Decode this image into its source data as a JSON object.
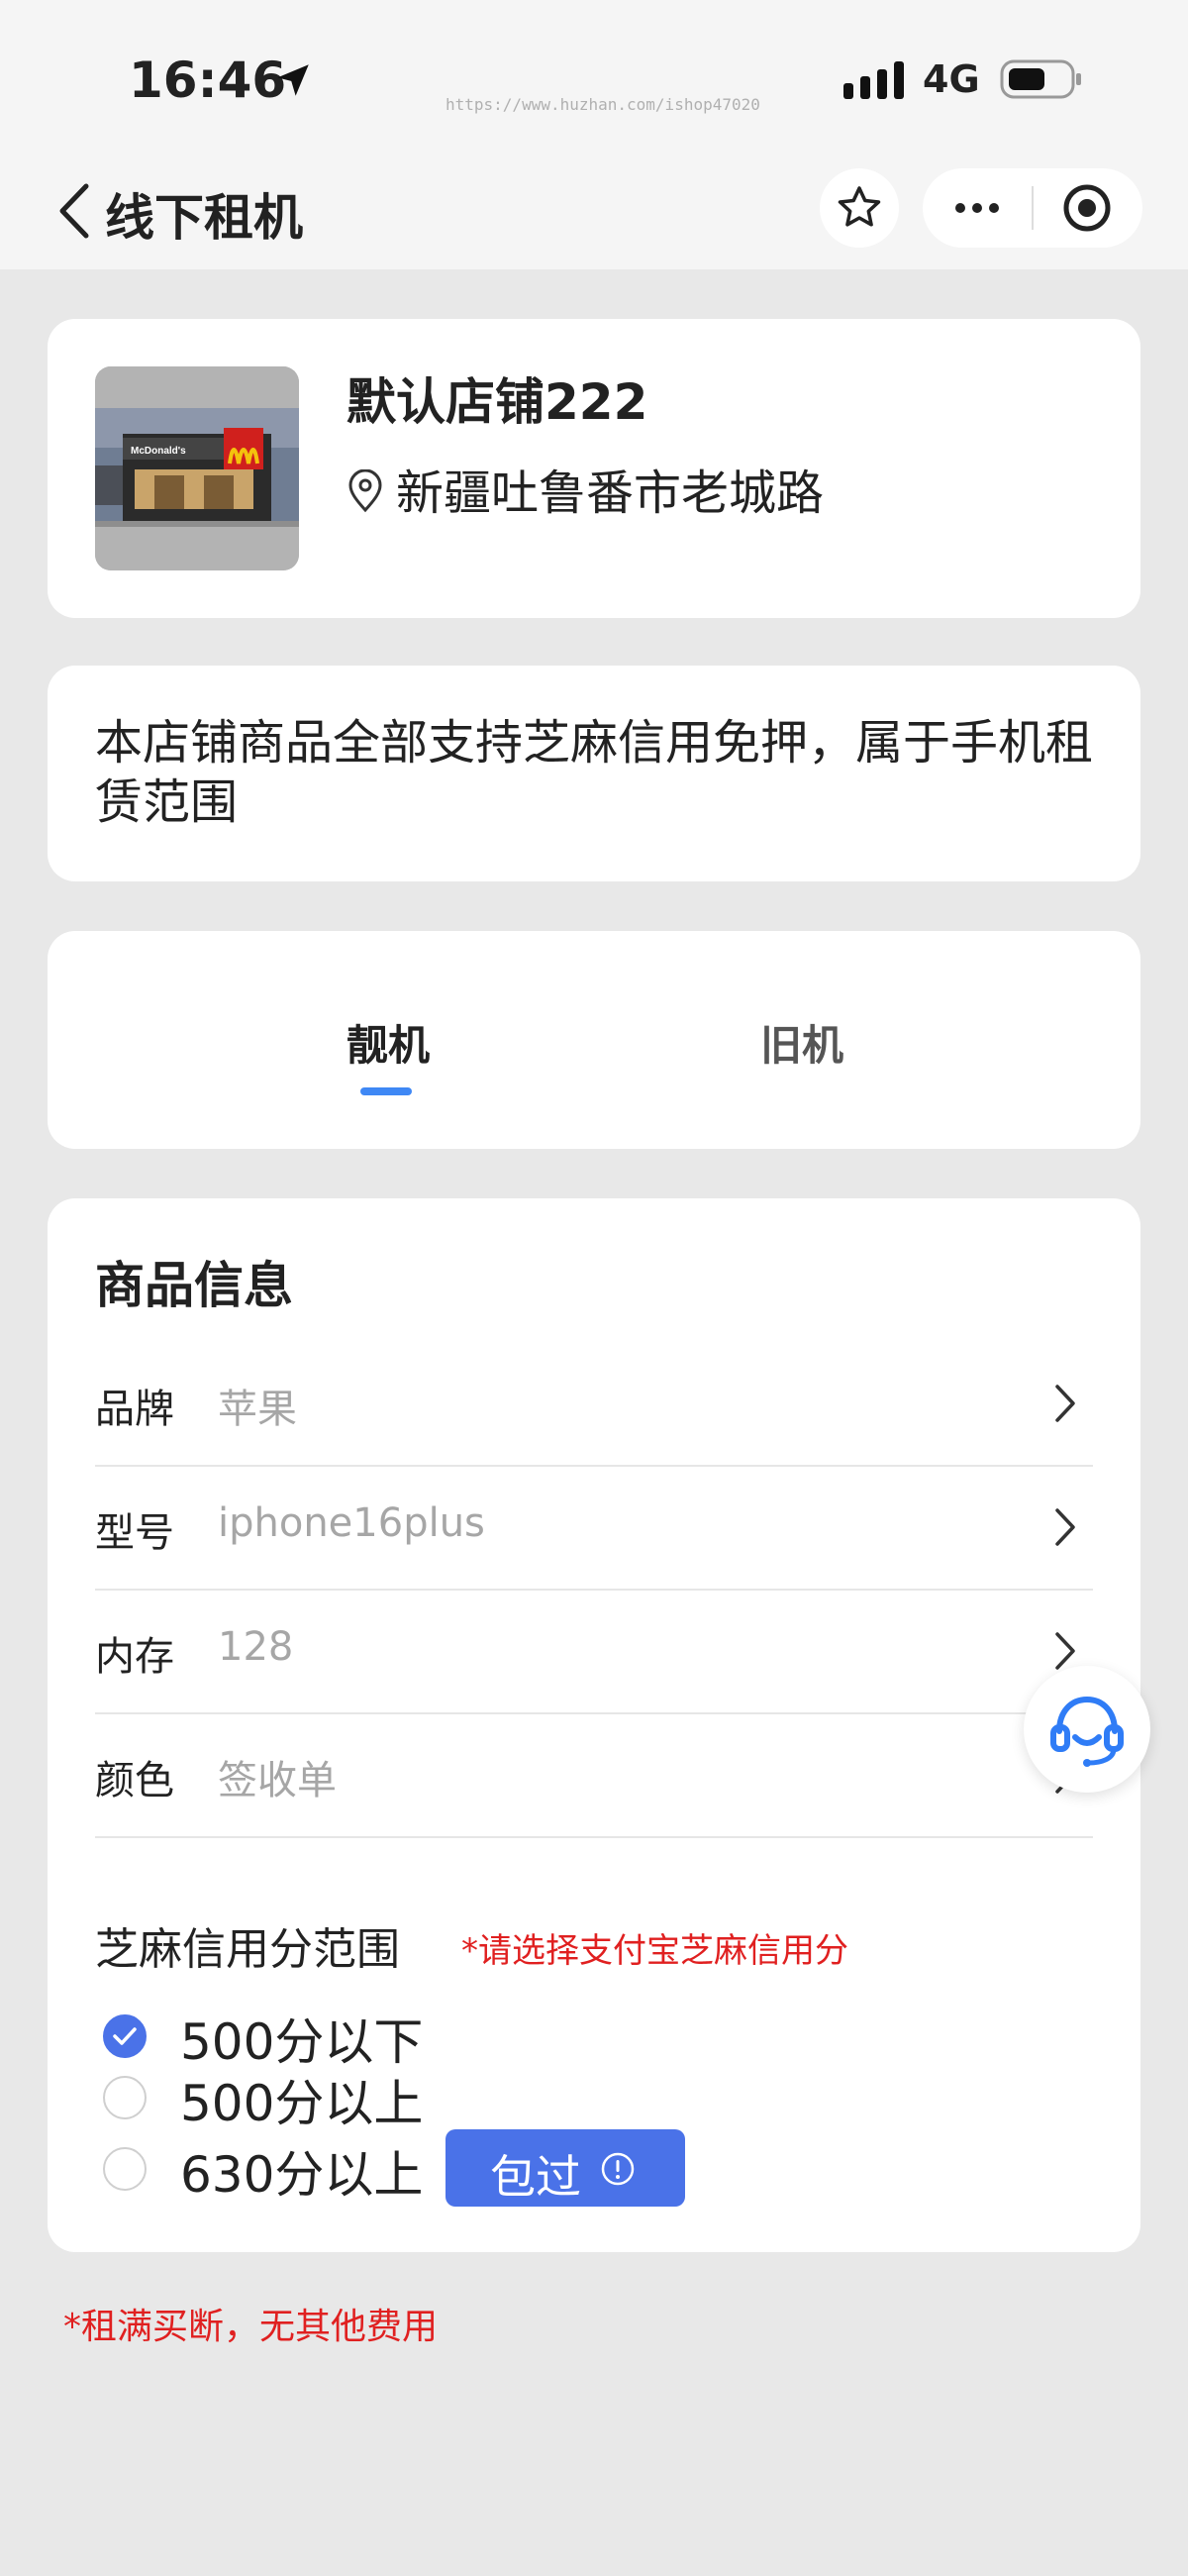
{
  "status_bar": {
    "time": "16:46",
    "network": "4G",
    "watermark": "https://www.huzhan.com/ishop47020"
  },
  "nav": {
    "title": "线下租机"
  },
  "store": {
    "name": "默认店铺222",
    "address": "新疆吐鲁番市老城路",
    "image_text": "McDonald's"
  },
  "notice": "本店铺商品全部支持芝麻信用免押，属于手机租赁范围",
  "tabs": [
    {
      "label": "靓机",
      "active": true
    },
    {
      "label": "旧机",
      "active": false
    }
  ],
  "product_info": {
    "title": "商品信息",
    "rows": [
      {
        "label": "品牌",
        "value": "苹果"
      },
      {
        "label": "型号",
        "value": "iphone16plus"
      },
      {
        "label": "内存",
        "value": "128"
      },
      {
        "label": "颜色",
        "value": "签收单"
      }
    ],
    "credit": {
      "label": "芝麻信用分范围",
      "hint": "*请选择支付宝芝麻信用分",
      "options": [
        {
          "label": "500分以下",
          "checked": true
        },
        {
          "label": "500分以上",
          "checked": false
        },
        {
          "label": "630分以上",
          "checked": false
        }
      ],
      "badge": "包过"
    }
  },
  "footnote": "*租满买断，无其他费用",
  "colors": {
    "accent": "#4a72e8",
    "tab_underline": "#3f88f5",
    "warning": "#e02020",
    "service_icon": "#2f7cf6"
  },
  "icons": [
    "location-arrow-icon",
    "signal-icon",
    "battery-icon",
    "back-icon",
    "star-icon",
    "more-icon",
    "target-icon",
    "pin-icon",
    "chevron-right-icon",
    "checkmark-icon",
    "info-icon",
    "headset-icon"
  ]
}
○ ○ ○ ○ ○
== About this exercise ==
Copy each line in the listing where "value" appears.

== Response to this task ==
        "value": "苹果"
        "value": "iphone16plus"
        "value": "128"
        "value": "签收单"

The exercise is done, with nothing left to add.